“It ruled involuntary religious circumcision should be made illegal because it could inflict serious bodily harm on people who had not consented to it.”

           *  As reported by the Daily Mail in London:

“A decision to outlaw circumcision on young boys on the grounds that it causes ‘illegal bodily harm’ has sparked fury among Jewish and Islamic groups in Germany.

The court decision to make child circumcision a crime, made in the city of Cologne, has incurred the wrath of the Central Council of Jews in Germany, a body politicians and the judiciary try to placate as often as possible given the history of the Holocaust.

“Although a local ruling, it may set a legal precedent that courts in the other 15 states of Germany would be obliged to follow.

“Therefore the fight to reverse it could, ultimately, lead all the way to the Federal Constitutional Court, Germany’s highest.

“The irony of Jews and Muslims being brought together over a religious issue has not been lost on observers. But while both religions decry it, mainstream German citizens are in accord with the court ruling and believe it should be halted.

“One survey last year showed 60 percent of Germans equating circumcision with genital mutilation, a comparison, however, that the Cologne court refused to draw.”

           *  The Times of Israel carried this account:

“Parents having their sons circumcised can be brought before a judge for causing bodily injury, even if they did so for religious reasons, a regional court in Germany has ruled.

“The recent landmark decision will likely draw the condemnation of Jewish and Muslim communities, although official representatives have refrained from commenting so far, saying they first want to study the reasons given for the judgment.

“Following the judgment by the District Court of Cologne, neither the rights of parents nor the constitutional freedom of religion can justify interventions such as circumcision, according to Financial Times Deutschland, which first reported the story.

“Jewish community officials in Cologne said they have yet to study the court decision but have already contacted the Central Council of Jews in Germany. ‘The Central Council will try immediately to receive a written version of the judgment. Only then will it be possible to comment,’ a statement read. ‘We understand the disquiet and we noticed the numerous phone calls and emails of our community members. We will stay involved and keep you updated.’ ”

Three bench officers of the Los Angeles Superior Court will be shifted around on Monday, with some others playing musical chairs later in the month.

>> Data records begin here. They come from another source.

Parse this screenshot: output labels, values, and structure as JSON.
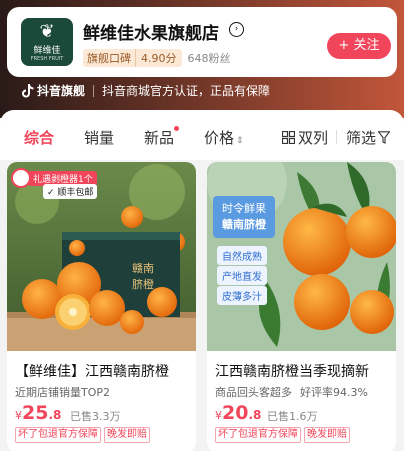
{
  "shop": {
    "logo_text": "鲜维佳",
    "logo_sub": "FRESH FRUIT",
    "name": "鲜维佳水果旗舰店",
    "rating_label": "旗舰口碑",
    "rating_score": "4.90分",
    "fans": "648粉丝",
    "follow_label": "+ 关注"
  },
  "official": {
    "brand": "抖音旗舰",
    "text": "抖音商城官方认证，正品有保障"
  },
  "sort": {
    "items": [
      "综合",
      "销量",
      "新品",
      "价格"
    ],
    "layout_label": "双列",
    "filter_label": "筛选"
  },
  "products": [
    {
      "title": "【鲜维佳】江西赣南脐橙",
      "subtitle": "近期店铺销量TOP2",
      "subtitle_extra": "",
      "price_symbol": "¥",
      "price_int": "25",
      "price_dec": ".8",
      "sold": "已售3.3万",
      "tags": [
        "坏了包退官方保障",
        "晚发即赔"
      ],
      "badge1": "礼遇剥橙器1个",
      "badge2": "顺丰包邮",
      "box_text": "赣南脐橙"
    },
    {
      "title": "江西赣南脐橙当季现摘新",
      "subtitle": "商品回头客超多",
      "subtitle_extra": "好评率94.3%",
      "price_symbol": "¥",
      "price_int": "20",
      "price_dec": ".8",
      "sold": "已售1.6万",
      "tags": [
        "坏了包退官方保障",
        "晚发即赔"
      ],
      "banner_title": "时令鲜果",
      "banner_sub": "赣南脐橙",
      "features": [
        "自然成熟",
        "产地直发",
        "皮薄多汁"
      ]
    }
  ],
  "colors": {
    "accent": "#f0455a",
    "logo_bg": "#1c4a3a"
  }
}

On Monday, Judge Valerie Salkin will move from Department 70 in the Metropolitan Courthouse to Department 65, while Commissioner Robert M. Kawahara will depart that courthouse and go to Department 55 of the Clara Shortridge Foltz Criminal Justice Center.

Judge Sally L. Meloch, who presided in the courtroom where Salkin is going, will be taking over Department 3 in the Long Beach Courthouse.

On Tuesday, Commissioner Kenneth H. Taylor will find himself in Department 60 of the Metropolitan Courthouse, where Kawahara sat, moving from Department 61.

Also on Tuesday, two rookie judges will report for training. Judge Peter A. Hernandez will be in Department 81 in the Central Arraignment Court, with his permanent assignment there starting July 24. Judge Bruce G. Iwasaki will begin his orientation in presiding over family law cases and will embark July 9 on his assignment in Department 63 of the Stanley Mosk Courthouse.

 Judge Michele E. Flurer, on July 9, will move from Department 88A in the San Pedro Courthouse to Department 85, and Commissioner Douglas M. Haigh, now in Long Beach, will assume duties in Flurer’s former courtroom.

July 23 will be a day of changes in Compton. Judge John J. Lonergan will take over Department O; Department 4, where he is now, is where newly appointed Judge Halim Dhanidina will be sent; Judge Kevin Brown will move to Department TR from Department 2; the courtroom Brown is vacating will go to newly appointed Judge H. Clay Jacke II.

On July 24, Judge Yolanda Orozco will begin serving in Department 73 of the Metropolitan Courthouse, leaving behind her assignment in the Central Arraignment Court.


Copyright 2012, Metropolitan News Company